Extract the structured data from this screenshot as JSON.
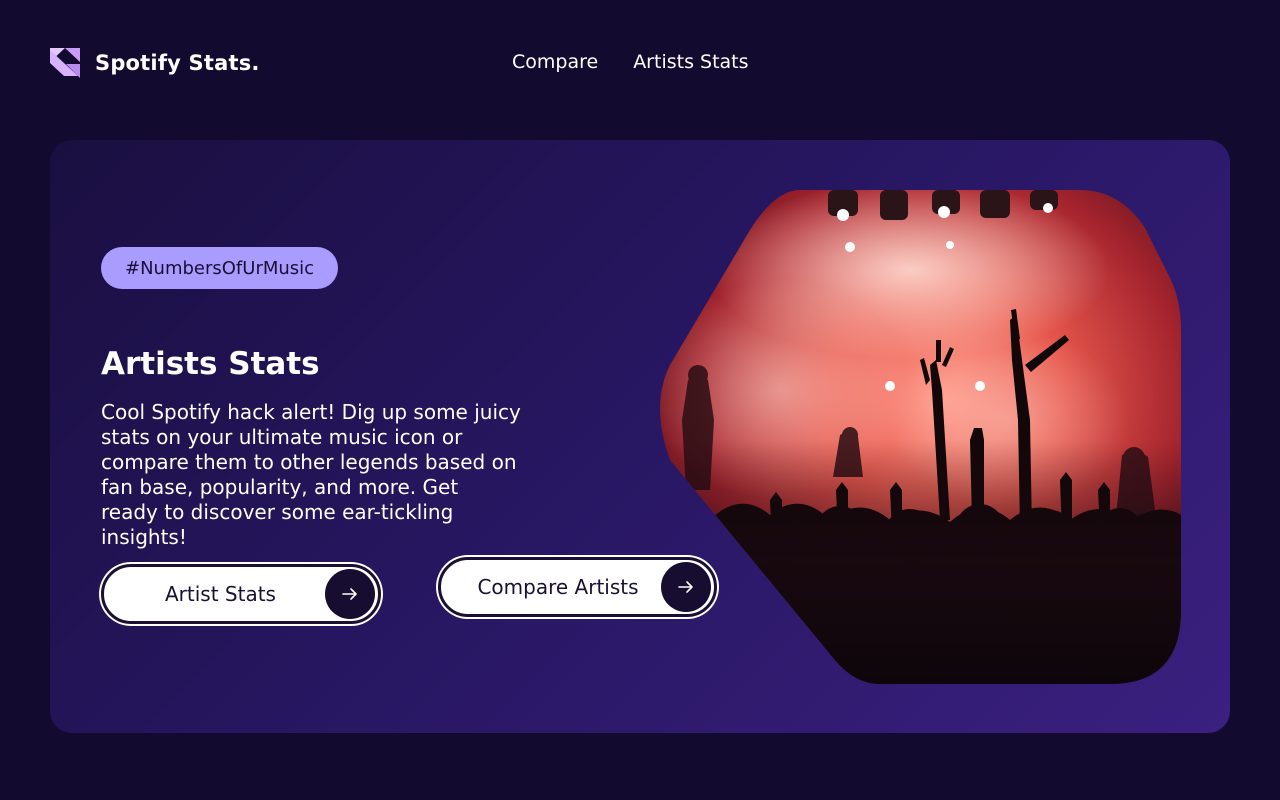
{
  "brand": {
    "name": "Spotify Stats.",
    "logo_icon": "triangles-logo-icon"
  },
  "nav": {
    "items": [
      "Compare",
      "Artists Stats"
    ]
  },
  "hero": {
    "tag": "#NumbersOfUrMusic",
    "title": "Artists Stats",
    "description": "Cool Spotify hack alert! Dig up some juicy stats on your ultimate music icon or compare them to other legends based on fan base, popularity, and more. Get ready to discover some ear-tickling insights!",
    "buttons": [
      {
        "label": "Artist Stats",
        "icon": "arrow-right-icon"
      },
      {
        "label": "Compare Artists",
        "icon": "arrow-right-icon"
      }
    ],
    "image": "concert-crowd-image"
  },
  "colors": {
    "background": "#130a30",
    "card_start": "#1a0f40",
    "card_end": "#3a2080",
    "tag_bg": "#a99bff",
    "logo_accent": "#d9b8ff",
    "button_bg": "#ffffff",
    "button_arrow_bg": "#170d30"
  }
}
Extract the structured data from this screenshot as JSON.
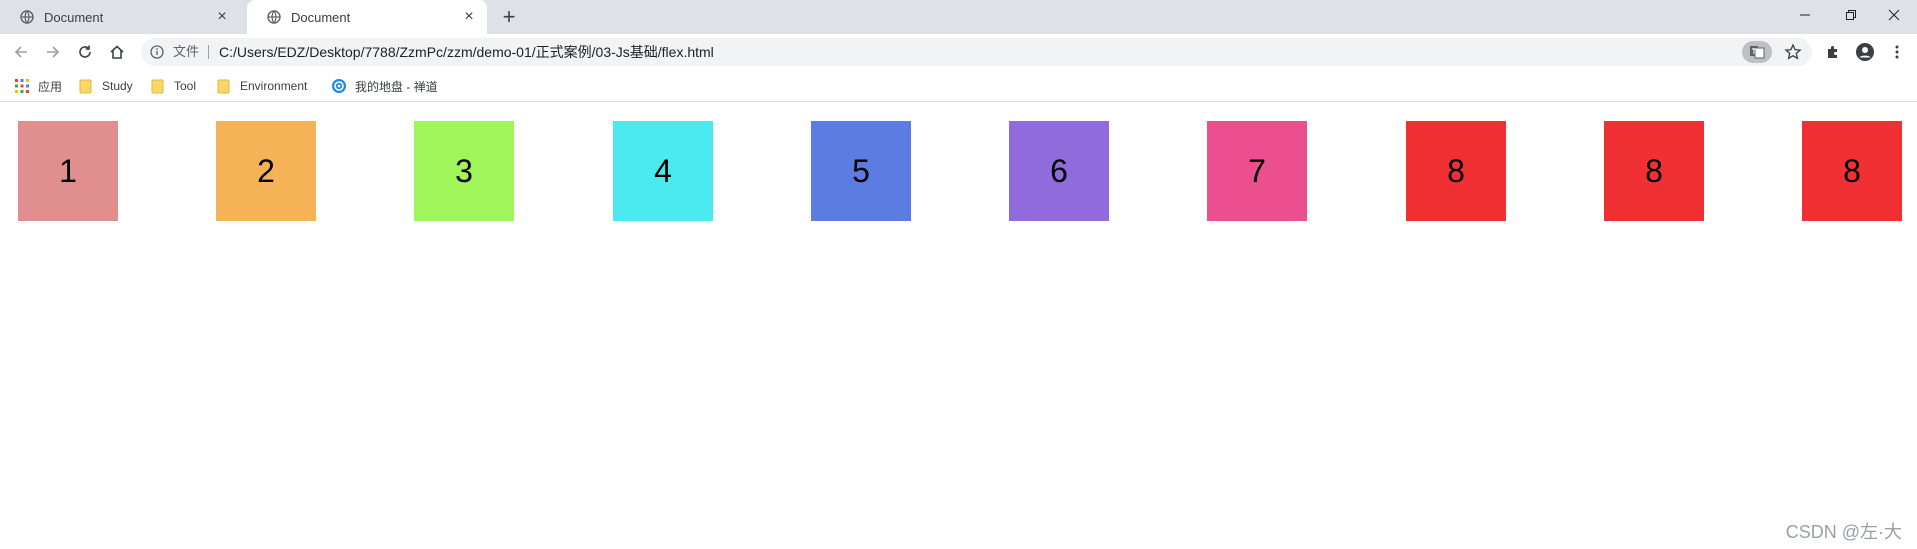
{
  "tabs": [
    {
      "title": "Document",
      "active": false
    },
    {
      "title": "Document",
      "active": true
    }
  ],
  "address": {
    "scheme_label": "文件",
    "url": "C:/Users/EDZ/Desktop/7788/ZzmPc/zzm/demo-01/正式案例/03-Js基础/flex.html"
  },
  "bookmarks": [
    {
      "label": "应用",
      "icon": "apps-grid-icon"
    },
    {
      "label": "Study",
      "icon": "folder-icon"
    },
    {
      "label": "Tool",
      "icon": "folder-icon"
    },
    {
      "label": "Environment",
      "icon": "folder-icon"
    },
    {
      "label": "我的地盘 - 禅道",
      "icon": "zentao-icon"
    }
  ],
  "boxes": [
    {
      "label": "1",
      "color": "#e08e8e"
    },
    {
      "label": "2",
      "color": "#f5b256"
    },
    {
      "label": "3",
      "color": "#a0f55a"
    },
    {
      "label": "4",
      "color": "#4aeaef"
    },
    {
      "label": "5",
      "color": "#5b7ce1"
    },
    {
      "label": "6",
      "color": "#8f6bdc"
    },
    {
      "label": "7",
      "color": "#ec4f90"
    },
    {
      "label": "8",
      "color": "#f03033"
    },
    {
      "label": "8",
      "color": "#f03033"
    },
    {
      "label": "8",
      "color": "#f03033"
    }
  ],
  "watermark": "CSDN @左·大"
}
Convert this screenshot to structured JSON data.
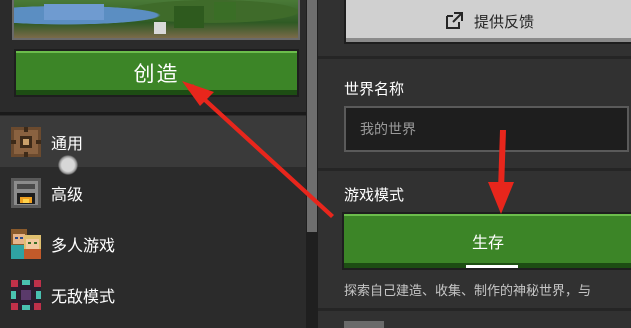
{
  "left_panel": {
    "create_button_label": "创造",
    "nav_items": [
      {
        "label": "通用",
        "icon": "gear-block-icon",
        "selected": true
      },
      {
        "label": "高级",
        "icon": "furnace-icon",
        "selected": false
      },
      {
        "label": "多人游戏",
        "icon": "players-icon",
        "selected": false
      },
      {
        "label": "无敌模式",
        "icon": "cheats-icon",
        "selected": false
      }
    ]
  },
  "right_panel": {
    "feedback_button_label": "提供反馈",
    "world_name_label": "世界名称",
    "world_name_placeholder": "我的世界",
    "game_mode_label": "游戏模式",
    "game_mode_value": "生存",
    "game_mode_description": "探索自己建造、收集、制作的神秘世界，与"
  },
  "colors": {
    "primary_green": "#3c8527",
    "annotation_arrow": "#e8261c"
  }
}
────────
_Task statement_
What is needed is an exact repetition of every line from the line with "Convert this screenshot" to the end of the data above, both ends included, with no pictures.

_Reply to the exercise_
Convert this screenshot to structured JSON data.
{
  "left_panel": {
    "create_button_label": "创造",
    "nav_items": [
      {
        "label": "通用",
        "icon": "gear-block-icon",
        "selected": true
      },
      {
        "label": "高级",
        "icon": "furnace-icon",
        "selected": false
      },
      {
        "label": "多人游戏",
        "icon": "players-icon",
        "selected": false
      },
      {
        "label": "无敌模式",
        "icon": "cheats-icon",
        "selected": false
      }
    ]
  },
  "right_panel": {
    "feedback_button_label": "提供反馈",
    "world_name_label": "世界名称",
    "world_name_placeholder": "我的世界",
    "game_mode_label": "游戏模式",
    "game_mode_value": "生存",
    "game_mode_description": "探索自己建造、收集、制作的神秘世界，与"
  },
  "colors": {
    "primary_green": "#3c8527",
    "annotation_arrow": "#e8261c"
  }
}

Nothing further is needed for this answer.